Date of Award


Document Type



Edith Cowan University

Degree Name

Bachelor of Science Honours


Faculty of Computing, Health and Science

First Supervisor

Dr Sunalene Devadason

Second Supervisor

Dr Angus Stewart

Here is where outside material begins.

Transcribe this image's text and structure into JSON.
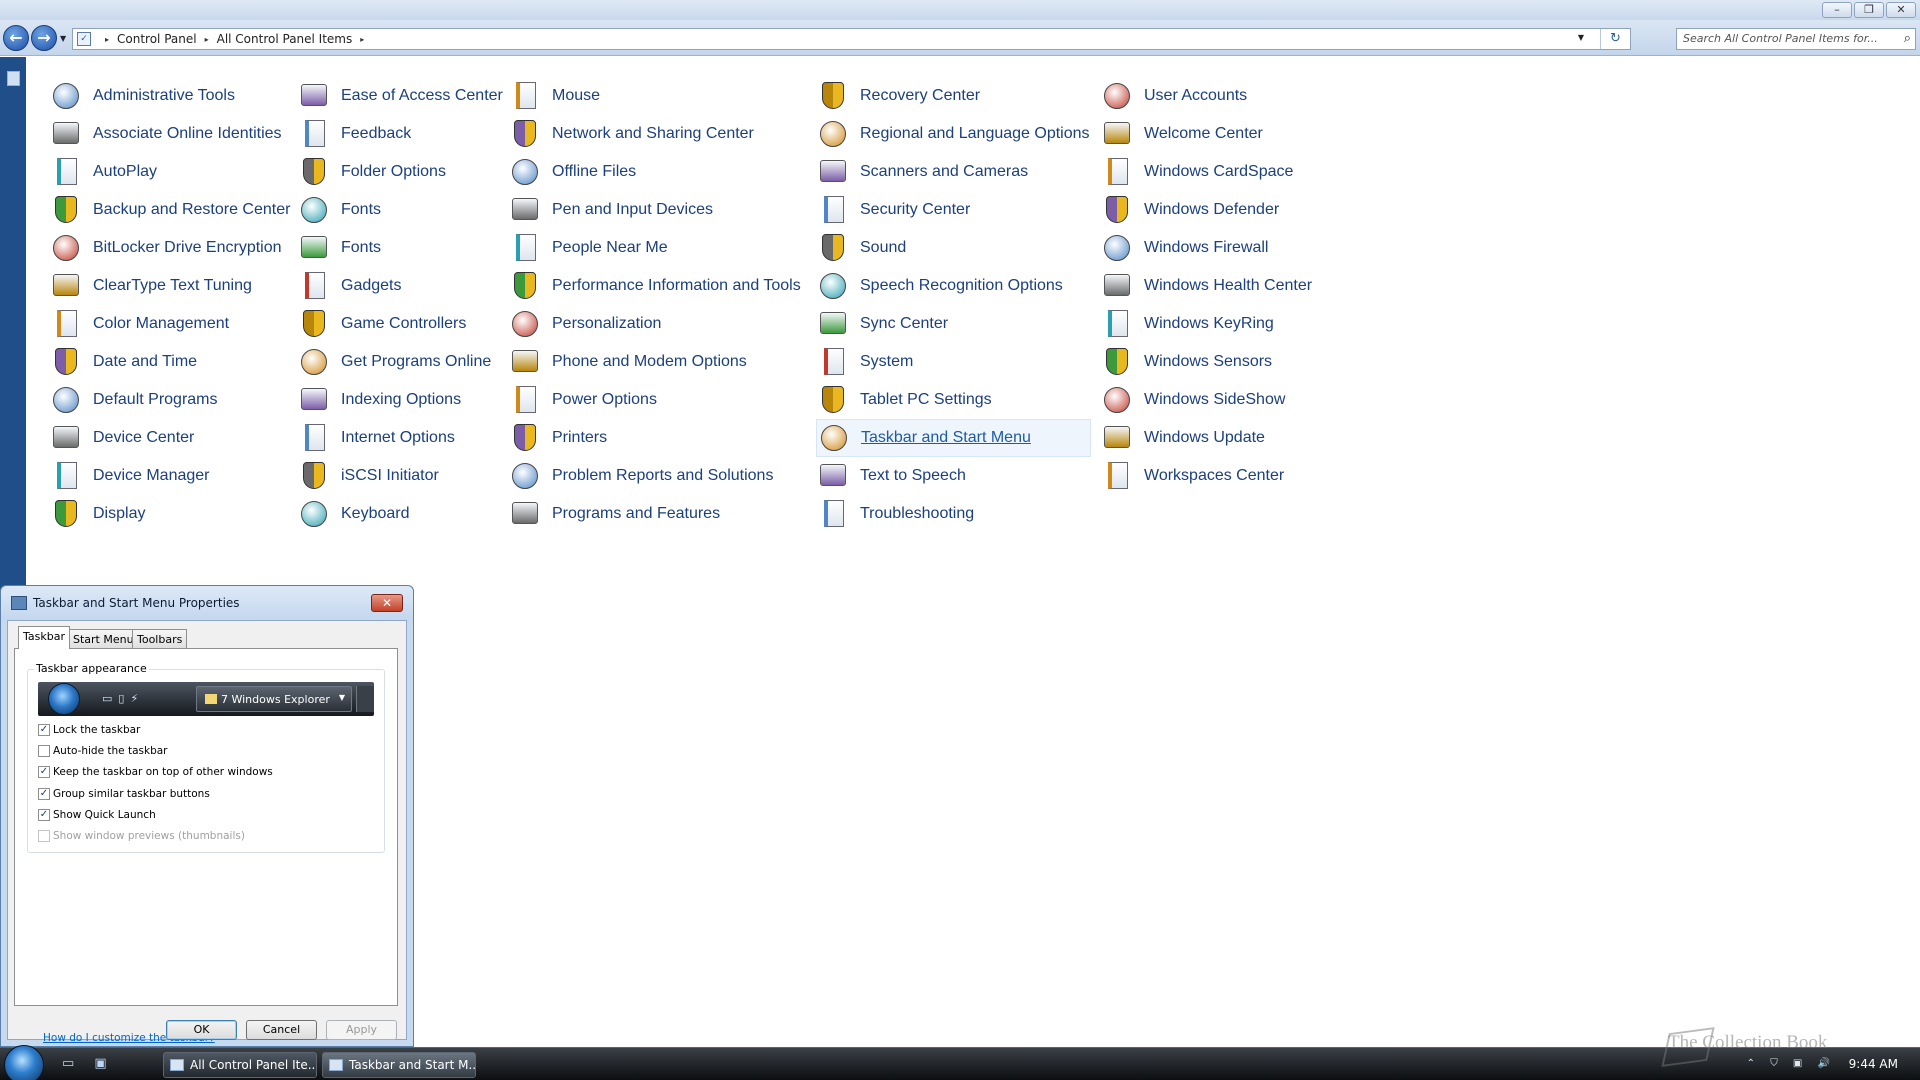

Incorrect inhaled drug delivery technique is a common problem in paediatric asthma [1-4]. Previously, device technique training has been shown to significantly improve inhaler skills, using subjective methods, namely check-list analysis [5-8]. However, more objective measures are needed to examine more comprehensively the effect of training in preschool children and parents. Resistance to regular asthma therapy is also a frequent problem when attempting to treat young children. Reasoning with young children can be very difficult and parents often have to struggle with their child to achieve compliance [2]. The Funhaler spacer (FH) (Funhaler™; InfaMed, Australia) has been developed in an attempt to resolve this issue by incorporating incentive toys to distract the child from the drug delivery process. Based on parental questiom1aire, the FH has been shown to improve inhalation technique and increase medication compliance in young children over a two-week period [1]. A total of 47 children participated in the present study; 24 were randomised to a standard Aerochamber plus spacer (AC+) (15 male, mean age 63.7 months, range 30- 90 months), and 23 were randomised to the FH spacer (14 male, mean age 60.5 months, range 36-90 months). Of the 47, four children (AC+: n=2, FH: n=2), with a mean age of 51 months (36-60 months) were identified as nose breathers, and were analysed as a separate group. The results from the present study show that repeated clinic-based technique training had no significant effect on drug delivery (p=0.l51). Furthermore, it was found that in the clinic setting, children who were using the FH spacer were more likely to 'play up' during the drug administration procedure, compared to children using the AC+ spacer. This was also reflected in the domiciliary setting, where children who were using the AC+ spacer exhibited significantly higher drug delivery consistently over the seven days, compared to the FH spacer group (p=0.032). In addition, the in vitro data showed that drug delivery was significantly dependent on age, height, weight and breathing parameters (peak inhalation flow, tidal volume, inhalation volume, exhalation volume, peak exhalation flow) with the AC+ spacer; however this was not seen with the FH spacer. Although it was expected that dependence on parameters such as inspiratory volume would affect day-to-day drug dose, it was found that drug delivery was actually better in the home setting with the AC+ spacer than the FH spacer. Therefore, these findings suggest that children interact better with a standard spacer device, such as the AC+, compared to the incentive FH spacer.